July Construction Spending Rises
Construction spending rose from June’s seasonally adjusted annual pace of $1.363 billion to $1,365 billion in July. The U.S. Census Department reports construction spending and readings are subject to adjustment. Growth in construction spending is due to a demand for homes in less congested areas.COVID-19 is creating more demand for larger homes that accommodate working from home.
Mortgage Rates Mixed as Jobless Claims Fall
Mortgage rate activity was mixed last week amid incremental changes. Freddie Mac reported that rates for 30-year fixed-rate mortgages rose two basis points to 2.93 percent; the average rate for 15-year fixed-rate mortgages fell by four basis points to 2.42 percent. Rates for 5/1 adjustable rate mortgages rose by two basis points to 2.93 percent. Discount points averaged 0.80 percent for fixed-rate mortgages and 0.20 percent for 5/1 adjustable rate mortgages.

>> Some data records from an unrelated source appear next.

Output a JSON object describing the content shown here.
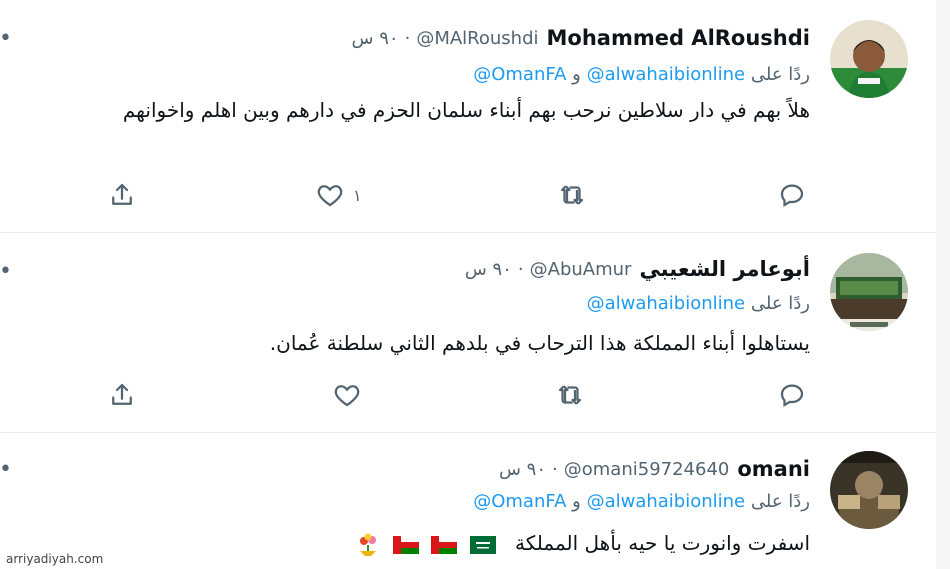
{
  "colors": {
    "link": "#1d9bf0",
    "muted": "#536471",
    "text": "#0f1419",
    "divider": "#e6ecf0"
  },
  "tweets": [
    {
      "display_name": "Mohammed AlRoushdi",
      "handle": "@MAlRoushdi",
      "time": "٩٠ س",
      "reply_prefix": "ردًا على",
      "mention_1": "@alwahaibionline",
      "reply_joiner": "و",
      "mention_2": "@OmanFA",
      "body": "هلاً بهم في دار سلاطين نرحب بهم أبناء سلمان الحزم في دارهم وبين اهلم واخوانهم",
      "like_count": "١",
      "icons": [
        "reply-icon",
        "retweet-icon",
        "like-icon",
        "share-icon"
      ]
    },
    {
      "display_name": "أبوعامر الشعيبي",
      "handle": "@AbuAmur",
      "time": "٩٠ س",
      "reply_prefix": "ردًا على",
      "mention_1": "@alwahaibionline",
      "body": "يستاهلوا أبناء المملكة هذا الترحاب في بلدهم الثاني سلطنة عُمان.",
      "like_count": "",
      "icons": [
        "reply-icon",
        "retweet-icon",
        "like-icon",
        "share-icon"
      ]
    },
    {
      "display_name": "omani",
      "handle": "@omani59724640",
      "time": "٩٠ س",
      "reply_prefix": "ردًا على",
      "mention_1": "@alwahaibionline",
      "reply_joiner": "و",
      "mention_2": "@OmanFA",
      "body": "اسفرت وانورت يا حيه بأهل المملكة",
      "emojis": [
        "saudi-flag",
        "oman-flag",
        "oman-flag",
        "flowers"
      ]
    }
  ],
  "watermark": "arriyadiyah.com"
}
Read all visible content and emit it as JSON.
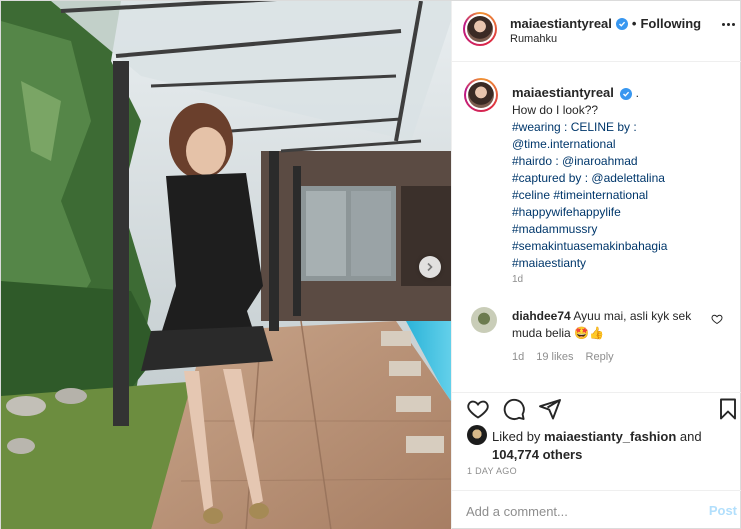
{
  "header": {
    "username": "maiaestiantyreal",
    "separator": "•",
    "follow_label": "Following",
    "location": "Rumahku"
  },
  "caption": {
    "username": "maiaestiantyreal",
    "trailing": ".",
    "lines": [
      {
        "text": "How do I look??",
        "kind": "plain"
      },
      {
        "text": "#wearing : CELINE by :",
        "kind": "tag"
      },
      {
        "text": "@time.international",
        "kind": "tag"
      },
      {
        "text": "#hairdo : @inaroahmad",
        "kind": "tag"
      },
      {
        "text": "#captured by : @adelettalina",
        "kind": "tag"
      },
      {
        "text": "#celine #timeinternational",
        "kind": "tag"
      },
      {
        "text": "#happywifehappylife",
        "kind": "tag"
      },
      {
        "text": "#madammussry",
        "kind": "tag"
      },
      {
        "text": "#semakintuasemakinbahagia",
        "kind": "tag"
      },
      {
        "text": "#maiaestianty",
        "kind": "tag"
      }
    ],
    "time": "1d"
  },
  "comment": {
    "username": "diahdee74",
    "text": "Ayuu mai, asli kyk sek muda belia 🤩👍",
    "time": "1d",
    "likes": "19 likes",
    "reply_label": "Reply"
  },
  "likes": {
    "prefix": "Liked by",
    "liker": "maiaestianty_fashion",
    "and": "and",
    "count": "104,774 others",
    "post_time": "1 DAY AGO"
  },
  "add_comment": {
    "placeholder": "Add a comment...",
    "post_label": "Post"
  },
  "icons": {
    "verified": "verified-badge-icon",
    "like": "heart-icon",
    "comment": "comment-icon",
    "share": "paper-plane-icon",
    "save": "bookmark-icon",
    "carousel": "chevron-right-icon"
  },
  "colors": {
    "link": "#00376b",
    "verified": "#3897f0",
    "post_disabled": "#b2dffc",
    "muted": "#8e8e8e"
  }
}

New and continuing jobless claims fell last week. 881,000 initial jobless claims were filed last week as compared to 1.01 million first-time claims filed the prior week.13.25 million continuing jobless claims were filed last week as compared to Ongoing jobless claims were lower last week with 13.250 million claims filed as compared to 14.490 million ongoing unemployment claims filed during the prior week. Falling jobless claims indicate strengthening economic conditions as businesses reopen and employers rehire former employees and add new employees.
Jobs Growth Reports Mixed, National Unemployment Rate Falls
ADP reported 428,000 private-sector jobs added in August as compared to July’s reading of 212,000 jobs added. The Commerce Department’s Non-Farm Payrolls report showed 1.37 public and private-sector jobs.added in August as compared to 1.73 million jobs added in July. Analysts said that looming layoffs in airlines and travel sectors could slow job growth. The national unemployment rate fell to 8.40 percent in August from July’s reading of 10.20 percent.
Based on these readings, the economy is rebounding from the impacts of COVID-19, but analysts were cautious as the three-day Labor Day weekend approached. COVID-19 cases rose after the Memorial Day and Fourth of July holidays. Increasing cases of COVID-19 could cause state and local governments to impose restrictions aimed at reducing the spread of the coronavirus.
This week’s scheduled economic reports include reports on inflation and weekly readings on mortgage rates and jobless claims.